Data section below:
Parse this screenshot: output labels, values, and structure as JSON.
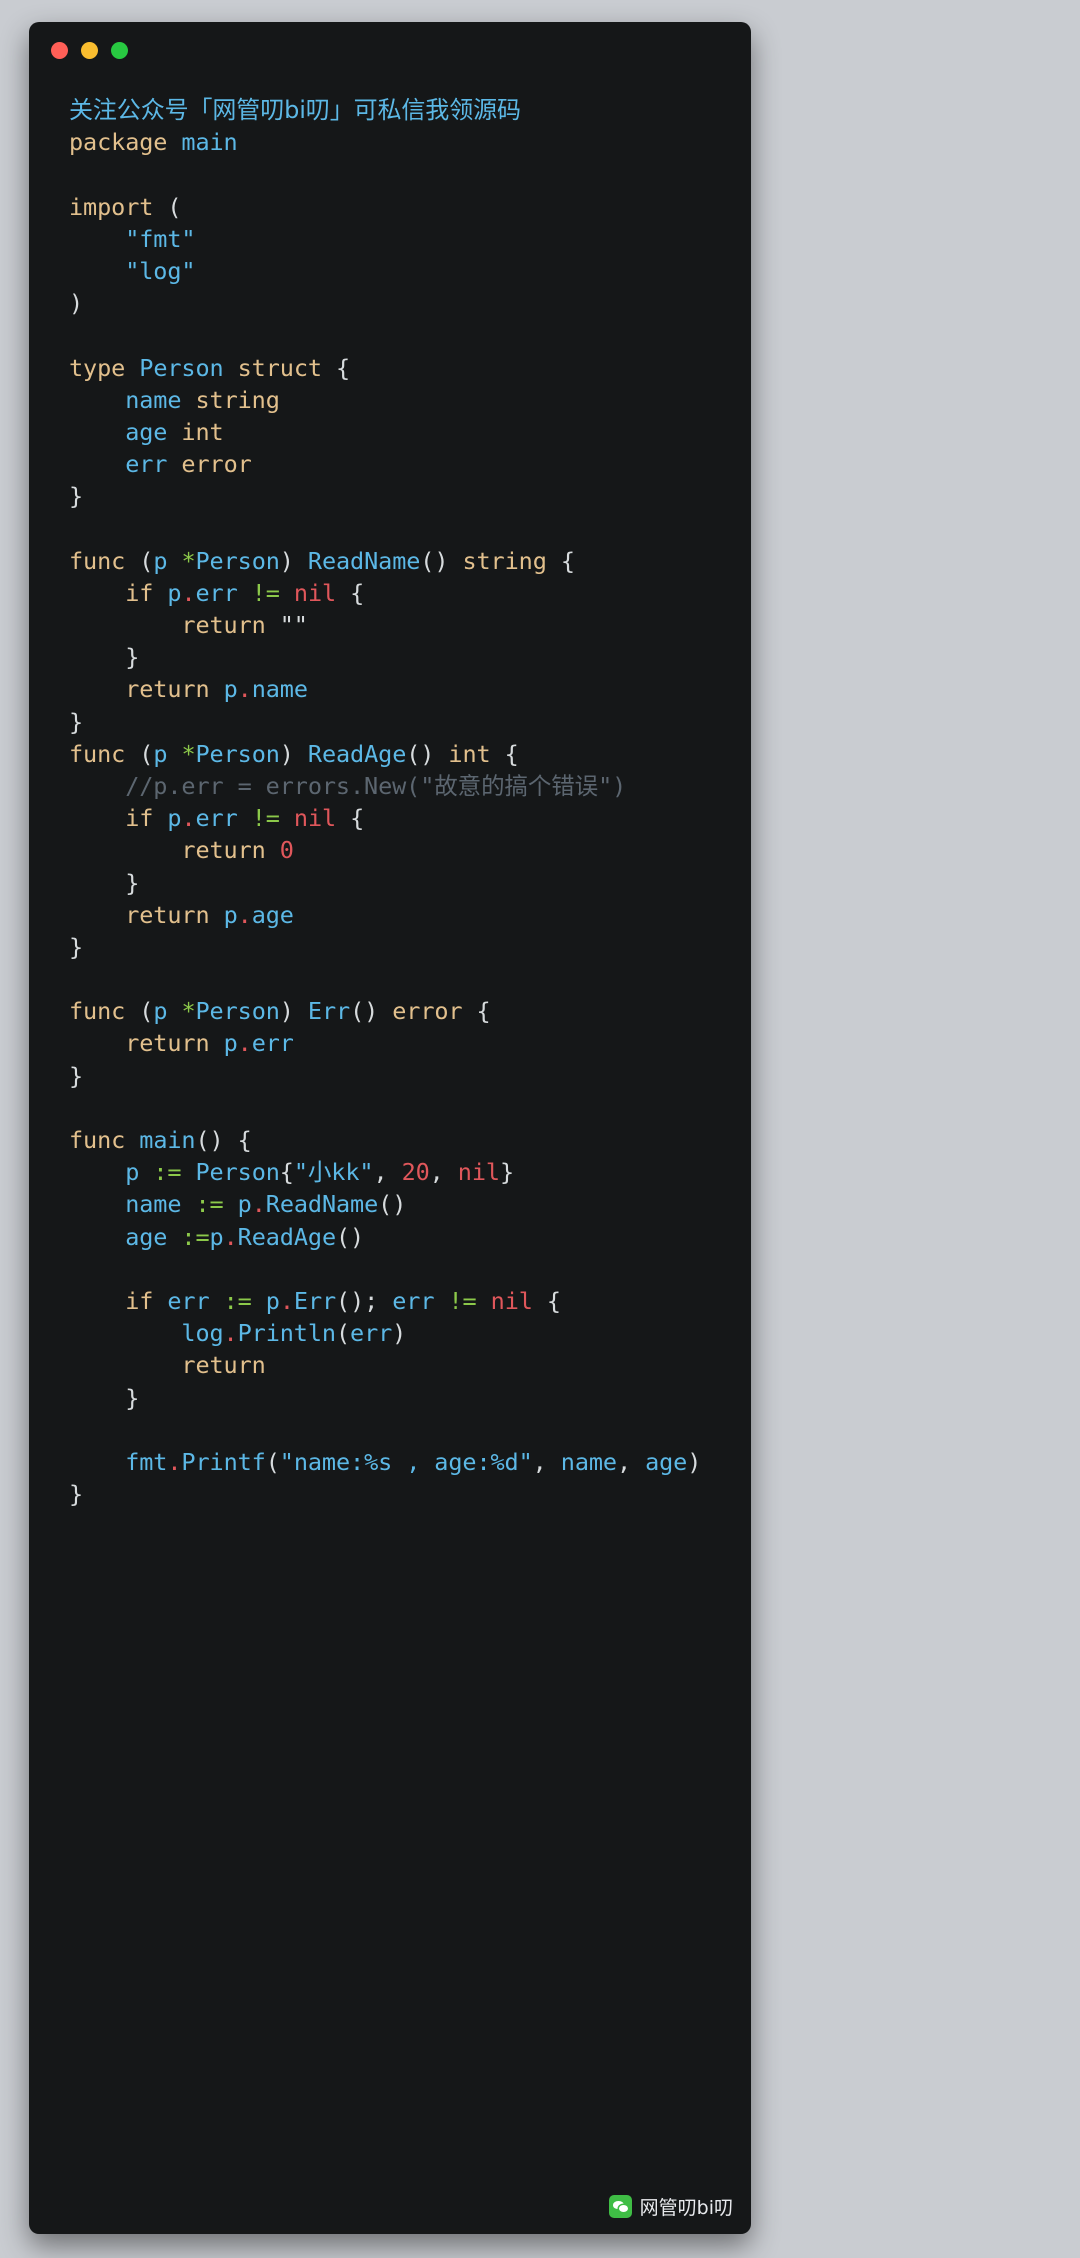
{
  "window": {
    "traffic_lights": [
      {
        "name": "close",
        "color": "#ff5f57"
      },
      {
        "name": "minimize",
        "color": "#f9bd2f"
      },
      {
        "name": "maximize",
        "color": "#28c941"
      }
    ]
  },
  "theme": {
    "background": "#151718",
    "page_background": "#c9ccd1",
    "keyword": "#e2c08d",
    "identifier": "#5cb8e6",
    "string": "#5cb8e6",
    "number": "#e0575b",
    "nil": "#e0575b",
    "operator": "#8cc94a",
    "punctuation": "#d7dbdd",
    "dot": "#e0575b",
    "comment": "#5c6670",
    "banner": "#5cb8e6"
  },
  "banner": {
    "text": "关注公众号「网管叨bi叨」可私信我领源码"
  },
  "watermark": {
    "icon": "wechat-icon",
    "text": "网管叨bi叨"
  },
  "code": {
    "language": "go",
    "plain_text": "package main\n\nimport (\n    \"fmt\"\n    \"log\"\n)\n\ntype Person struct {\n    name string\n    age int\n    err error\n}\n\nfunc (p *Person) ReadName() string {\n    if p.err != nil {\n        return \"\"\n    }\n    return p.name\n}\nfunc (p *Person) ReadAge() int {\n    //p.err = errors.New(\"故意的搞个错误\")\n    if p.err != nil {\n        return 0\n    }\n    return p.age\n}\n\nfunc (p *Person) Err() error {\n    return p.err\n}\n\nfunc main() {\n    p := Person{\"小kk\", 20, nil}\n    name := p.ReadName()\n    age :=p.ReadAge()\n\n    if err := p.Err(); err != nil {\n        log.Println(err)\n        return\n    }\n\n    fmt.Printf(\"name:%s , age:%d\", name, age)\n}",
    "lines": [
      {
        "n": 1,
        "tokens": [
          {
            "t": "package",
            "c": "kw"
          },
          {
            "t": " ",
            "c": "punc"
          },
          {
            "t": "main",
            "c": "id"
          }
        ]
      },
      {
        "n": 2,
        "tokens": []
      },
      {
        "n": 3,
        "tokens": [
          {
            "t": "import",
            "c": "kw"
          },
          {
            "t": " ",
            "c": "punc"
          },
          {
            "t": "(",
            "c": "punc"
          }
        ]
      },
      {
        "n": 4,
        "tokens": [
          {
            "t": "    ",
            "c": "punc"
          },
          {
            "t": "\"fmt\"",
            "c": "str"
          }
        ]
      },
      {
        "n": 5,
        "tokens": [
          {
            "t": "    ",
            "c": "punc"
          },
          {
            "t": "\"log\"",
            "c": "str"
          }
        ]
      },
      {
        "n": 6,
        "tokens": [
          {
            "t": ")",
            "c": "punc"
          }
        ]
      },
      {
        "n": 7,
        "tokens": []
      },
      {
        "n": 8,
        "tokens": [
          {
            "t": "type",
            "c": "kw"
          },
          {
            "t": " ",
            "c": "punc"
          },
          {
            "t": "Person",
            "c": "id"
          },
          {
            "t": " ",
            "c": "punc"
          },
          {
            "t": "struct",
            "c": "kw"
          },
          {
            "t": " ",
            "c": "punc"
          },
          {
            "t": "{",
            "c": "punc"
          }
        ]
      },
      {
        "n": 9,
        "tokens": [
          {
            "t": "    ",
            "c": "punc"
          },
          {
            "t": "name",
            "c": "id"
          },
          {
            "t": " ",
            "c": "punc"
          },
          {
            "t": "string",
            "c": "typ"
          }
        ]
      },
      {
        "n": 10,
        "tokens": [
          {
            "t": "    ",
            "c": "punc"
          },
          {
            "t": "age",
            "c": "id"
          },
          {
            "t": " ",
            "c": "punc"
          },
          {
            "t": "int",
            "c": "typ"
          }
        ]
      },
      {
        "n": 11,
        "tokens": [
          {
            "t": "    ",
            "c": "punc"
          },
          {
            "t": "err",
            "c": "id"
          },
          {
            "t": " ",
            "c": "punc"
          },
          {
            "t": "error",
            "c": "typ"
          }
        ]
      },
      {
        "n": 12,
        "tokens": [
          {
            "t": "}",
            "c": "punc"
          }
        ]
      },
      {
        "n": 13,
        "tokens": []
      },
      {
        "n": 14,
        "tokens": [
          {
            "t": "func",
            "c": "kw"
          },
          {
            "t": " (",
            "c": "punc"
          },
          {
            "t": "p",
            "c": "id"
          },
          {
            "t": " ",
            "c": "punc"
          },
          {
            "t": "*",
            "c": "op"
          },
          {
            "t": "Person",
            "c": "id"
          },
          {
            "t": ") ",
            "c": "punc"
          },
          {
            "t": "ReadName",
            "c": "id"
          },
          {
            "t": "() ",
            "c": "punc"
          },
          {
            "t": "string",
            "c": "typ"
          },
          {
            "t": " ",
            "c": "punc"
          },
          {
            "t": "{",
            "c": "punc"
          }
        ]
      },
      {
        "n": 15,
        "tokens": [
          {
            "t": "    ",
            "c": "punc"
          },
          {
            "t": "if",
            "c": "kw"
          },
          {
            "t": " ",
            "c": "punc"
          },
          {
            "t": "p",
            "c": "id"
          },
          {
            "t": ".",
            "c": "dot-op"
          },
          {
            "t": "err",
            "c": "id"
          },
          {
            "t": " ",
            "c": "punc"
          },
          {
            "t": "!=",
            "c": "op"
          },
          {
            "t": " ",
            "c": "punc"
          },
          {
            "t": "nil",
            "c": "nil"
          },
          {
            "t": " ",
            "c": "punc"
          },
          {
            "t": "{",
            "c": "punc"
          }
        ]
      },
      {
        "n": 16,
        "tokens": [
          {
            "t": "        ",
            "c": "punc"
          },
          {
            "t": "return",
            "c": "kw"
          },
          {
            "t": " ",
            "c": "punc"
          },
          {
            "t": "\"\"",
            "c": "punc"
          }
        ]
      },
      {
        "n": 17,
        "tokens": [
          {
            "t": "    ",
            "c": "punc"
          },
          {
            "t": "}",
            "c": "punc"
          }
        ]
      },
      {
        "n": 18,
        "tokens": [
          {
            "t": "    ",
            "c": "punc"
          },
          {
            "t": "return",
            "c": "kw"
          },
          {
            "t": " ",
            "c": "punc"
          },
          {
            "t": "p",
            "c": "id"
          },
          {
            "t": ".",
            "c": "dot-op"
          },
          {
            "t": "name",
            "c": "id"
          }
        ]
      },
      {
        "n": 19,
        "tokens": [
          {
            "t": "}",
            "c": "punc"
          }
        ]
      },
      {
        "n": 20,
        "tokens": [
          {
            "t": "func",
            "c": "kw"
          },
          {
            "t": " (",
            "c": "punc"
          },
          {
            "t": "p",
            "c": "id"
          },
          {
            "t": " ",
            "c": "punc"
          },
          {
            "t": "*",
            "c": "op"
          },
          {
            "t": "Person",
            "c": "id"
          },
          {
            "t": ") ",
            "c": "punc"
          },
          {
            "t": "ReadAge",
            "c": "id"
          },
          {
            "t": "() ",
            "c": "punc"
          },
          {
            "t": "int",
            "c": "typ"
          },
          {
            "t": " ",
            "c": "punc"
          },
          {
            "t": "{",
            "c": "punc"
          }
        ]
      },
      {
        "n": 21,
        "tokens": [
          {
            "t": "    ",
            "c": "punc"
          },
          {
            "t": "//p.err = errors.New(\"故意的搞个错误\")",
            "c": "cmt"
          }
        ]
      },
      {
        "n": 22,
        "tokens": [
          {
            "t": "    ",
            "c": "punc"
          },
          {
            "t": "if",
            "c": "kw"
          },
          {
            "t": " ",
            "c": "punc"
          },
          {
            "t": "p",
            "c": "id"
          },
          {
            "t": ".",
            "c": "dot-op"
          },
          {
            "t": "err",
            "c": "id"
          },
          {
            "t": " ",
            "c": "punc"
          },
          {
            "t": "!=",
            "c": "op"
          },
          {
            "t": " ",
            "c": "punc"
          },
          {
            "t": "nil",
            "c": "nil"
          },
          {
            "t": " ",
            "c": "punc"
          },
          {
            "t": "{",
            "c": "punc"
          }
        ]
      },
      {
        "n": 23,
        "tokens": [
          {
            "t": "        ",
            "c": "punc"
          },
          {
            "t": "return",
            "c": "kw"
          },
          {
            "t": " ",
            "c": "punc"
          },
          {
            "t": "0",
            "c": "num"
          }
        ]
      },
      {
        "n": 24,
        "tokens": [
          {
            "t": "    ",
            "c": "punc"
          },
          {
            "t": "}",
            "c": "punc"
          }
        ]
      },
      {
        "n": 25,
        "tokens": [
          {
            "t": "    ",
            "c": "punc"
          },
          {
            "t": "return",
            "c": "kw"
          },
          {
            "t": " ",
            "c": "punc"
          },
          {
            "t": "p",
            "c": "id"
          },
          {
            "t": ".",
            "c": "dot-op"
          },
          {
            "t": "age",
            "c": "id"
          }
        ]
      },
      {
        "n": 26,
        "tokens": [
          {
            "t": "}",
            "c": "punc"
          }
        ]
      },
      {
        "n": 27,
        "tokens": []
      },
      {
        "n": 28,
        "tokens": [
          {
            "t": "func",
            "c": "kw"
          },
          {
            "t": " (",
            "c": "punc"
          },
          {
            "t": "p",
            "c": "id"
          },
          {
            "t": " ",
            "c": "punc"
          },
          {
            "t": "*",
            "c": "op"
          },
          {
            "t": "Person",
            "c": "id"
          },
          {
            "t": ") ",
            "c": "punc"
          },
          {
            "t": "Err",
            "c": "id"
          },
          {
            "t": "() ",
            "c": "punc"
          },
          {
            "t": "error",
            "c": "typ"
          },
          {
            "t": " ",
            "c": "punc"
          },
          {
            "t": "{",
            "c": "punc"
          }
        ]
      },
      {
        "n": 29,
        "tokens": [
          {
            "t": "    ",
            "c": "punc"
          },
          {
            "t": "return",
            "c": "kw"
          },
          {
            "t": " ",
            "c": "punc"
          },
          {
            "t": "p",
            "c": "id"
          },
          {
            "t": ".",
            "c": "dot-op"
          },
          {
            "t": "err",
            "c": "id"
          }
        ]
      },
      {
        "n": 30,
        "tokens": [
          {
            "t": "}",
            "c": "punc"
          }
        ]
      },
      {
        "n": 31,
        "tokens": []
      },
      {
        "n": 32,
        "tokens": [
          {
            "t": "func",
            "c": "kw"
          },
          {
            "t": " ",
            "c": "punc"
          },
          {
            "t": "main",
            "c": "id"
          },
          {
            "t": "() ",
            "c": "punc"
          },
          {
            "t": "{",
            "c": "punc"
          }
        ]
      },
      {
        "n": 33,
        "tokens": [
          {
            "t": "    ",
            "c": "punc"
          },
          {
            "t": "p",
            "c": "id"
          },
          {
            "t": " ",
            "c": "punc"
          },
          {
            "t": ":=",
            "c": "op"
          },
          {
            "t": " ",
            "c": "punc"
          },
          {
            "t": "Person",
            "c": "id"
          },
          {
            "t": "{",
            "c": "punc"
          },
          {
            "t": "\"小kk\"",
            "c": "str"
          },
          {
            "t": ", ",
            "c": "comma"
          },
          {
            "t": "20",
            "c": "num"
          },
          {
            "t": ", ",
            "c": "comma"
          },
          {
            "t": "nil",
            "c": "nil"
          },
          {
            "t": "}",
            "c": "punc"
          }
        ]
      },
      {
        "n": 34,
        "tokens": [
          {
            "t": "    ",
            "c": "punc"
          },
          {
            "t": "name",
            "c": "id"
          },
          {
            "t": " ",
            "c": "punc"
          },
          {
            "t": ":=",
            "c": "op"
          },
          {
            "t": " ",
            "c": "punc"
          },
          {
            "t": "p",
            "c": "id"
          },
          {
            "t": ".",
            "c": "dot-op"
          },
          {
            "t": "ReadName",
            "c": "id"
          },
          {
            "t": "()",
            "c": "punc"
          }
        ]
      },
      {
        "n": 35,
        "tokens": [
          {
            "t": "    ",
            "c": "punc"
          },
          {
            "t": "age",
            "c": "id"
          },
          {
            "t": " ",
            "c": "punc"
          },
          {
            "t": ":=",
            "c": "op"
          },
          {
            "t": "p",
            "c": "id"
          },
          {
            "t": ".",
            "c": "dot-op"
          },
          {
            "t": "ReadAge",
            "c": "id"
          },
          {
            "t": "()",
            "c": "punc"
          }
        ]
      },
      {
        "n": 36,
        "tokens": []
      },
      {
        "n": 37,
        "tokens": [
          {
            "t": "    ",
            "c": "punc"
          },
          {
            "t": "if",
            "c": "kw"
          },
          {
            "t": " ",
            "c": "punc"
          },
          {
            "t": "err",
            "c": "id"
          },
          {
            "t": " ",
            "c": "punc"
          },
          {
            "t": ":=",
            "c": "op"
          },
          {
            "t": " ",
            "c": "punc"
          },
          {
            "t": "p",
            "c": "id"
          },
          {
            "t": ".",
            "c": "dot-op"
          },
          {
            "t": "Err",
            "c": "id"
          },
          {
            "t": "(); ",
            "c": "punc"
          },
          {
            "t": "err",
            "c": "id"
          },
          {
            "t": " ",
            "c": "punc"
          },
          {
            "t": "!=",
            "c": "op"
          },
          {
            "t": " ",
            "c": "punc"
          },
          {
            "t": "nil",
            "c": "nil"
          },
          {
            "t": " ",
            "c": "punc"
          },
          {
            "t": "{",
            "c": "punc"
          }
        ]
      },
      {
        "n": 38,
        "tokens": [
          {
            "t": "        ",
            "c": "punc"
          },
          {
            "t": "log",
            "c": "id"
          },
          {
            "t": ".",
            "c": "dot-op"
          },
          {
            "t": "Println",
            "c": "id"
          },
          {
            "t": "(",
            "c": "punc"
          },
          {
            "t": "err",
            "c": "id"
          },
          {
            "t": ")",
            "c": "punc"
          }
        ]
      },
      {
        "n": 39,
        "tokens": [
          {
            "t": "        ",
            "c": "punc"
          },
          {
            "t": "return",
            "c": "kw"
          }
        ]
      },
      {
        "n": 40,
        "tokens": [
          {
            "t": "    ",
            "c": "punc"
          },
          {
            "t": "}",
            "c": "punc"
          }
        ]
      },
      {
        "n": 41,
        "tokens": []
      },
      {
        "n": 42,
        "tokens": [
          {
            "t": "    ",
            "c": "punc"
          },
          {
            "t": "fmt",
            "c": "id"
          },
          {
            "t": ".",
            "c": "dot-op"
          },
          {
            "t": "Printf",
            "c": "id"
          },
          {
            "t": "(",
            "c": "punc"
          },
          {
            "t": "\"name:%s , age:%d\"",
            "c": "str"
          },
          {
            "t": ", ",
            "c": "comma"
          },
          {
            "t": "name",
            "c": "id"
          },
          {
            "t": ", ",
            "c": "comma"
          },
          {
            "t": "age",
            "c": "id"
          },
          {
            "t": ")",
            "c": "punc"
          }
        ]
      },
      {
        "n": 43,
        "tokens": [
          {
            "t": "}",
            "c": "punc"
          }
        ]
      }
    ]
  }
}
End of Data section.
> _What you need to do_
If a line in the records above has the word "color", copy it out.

> _Result of this task_
        "color": "#ff5f57"
        "color": "#f9bd2f"
        "color": "#28c941"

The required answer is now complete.